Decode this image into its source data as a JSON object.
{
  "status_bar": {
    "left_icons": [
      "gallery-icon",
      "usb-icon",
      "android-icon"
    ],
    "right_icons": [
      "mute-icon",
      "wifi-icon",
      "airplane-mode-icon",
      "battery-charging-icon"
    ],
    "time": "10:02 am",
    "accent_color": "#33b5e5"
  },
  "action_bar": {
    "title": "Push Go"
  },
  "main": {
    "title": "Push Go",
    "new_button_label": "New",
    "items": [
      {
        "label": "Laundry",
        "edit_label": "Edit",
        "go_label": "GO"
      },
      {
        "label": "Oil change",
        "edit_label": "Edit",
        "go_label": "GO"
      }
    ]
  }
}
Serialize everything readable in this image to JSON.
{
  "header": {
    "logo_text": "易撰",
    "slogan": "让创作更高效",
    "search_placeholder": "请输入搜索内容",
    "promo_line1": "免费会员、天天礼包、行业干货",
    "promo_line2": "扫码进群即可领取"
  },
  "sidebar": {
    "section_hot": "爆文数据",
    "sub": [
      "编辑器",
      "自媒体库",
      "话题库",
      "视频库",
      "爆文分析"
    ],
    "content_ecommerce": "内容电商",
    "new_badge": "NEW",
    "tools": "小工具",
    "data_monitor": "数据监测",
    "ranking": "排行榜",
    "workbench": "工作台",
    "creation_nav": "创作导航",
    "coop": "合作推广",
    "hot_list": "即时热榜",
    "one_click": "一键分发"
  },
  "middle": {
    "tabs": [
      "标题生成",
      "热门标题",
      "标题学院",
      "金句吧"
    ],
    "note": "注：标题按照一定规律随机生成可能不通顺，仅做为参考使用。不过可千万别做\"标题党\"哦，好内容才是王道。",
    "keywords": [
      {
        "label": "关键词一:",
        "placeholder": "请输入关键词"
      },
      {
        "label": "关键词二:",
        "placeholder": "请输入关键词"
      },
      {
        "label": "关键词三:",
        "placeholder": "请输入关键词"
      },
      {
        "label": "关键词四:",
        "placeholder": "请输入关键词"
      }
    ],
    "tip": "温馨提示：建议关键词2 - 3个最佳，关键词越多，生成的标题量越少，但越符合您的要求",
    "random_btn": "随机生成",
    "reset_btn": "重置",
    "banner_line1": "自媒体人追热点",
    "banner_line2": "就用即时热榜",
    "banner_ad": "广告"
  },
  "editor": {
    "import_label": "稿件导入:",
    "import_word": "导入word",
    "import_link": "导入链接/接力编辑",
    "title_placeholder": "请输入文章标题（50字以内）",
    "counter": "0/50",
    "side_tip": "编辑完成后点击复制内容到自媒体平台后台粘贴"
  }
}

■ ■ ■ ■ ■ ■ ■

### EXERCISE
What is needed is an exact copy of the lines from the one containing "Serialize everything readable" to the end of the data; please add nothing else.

### RESPONSE AREA
Serialize everything readable in this image to JSON.
{
  "header": {
    "logo_text": "易撰",
    "slogan": "让创作更高效",
    "search_placeholder": "请输入搜索内容",
    "promo_line1": "免费会员、天天礼包、行业干货",
    "promo_line2": "扫码进群即可领取"
  },
  "sidebar": {
    "section_hot": "爆文数据",
    "sub": [
      "编辑器",
      "自媒体库",
      "话题库",
      "视频库",
      "爆文分析"
    ],
    "content_ecommerce": "内容电商",
    "new_badge": "NEW",
    "tools": "小工具",
    "data_monitor": "数据监测",
    "ranking": "排行榜",
    "workbench": "工作台",
    "creation_nav": "创作导航",
    "coop": "合作推广",
    "hot_list": "即时热榜",
    "one_click": "一键分发"
  },
  "middle": {
    "tabs": [
      "标题生成",
      "热门标题",
      "标题学院",
      "金句吧"
    ],
    "note": "注：标题按照一定规律随机生成可能不通顺，仅做为参考使用。不过可千万别做\"标题党\"哦，好内容才是王道。",
    "keywords": [
      {
        "label": "关键词一:",
        "placeholder": "请输入关键词"
      },
      {
        "label": "关键词二:",
        "placeholder": "请输入关键词"
      },
      {
        "label": "关键词三:",
        "placeholder": "请输入关键词"
      },
      {
        "label": "关键词四:",
        "placeholder": "请输入关键词"
      }
    ],
    "tip": "温馨提示：建议关键词2 - 3个最佳，关键词越多，生成的标题量越少，但越符合您的要求",
    "random_btn": "随机生成",
    "reset_btn": "重置",
    "banner_line1": "自媒体人追热点",
    "banner_line2": "就用即时热榜",
    "banner_ad": "广告"
  },
  "editor": {
    "import_label": "稿件导入:",
    "import_word": "导入word",
    "import_link": "导入链接/接力编辑",
    "title_placeholder": "请输入文章标题（50字以内）",
    "counter": "0/50",
    "side_tip": "编辑完成后点击复制内容到自媒体平台后台粘贴"
  }
}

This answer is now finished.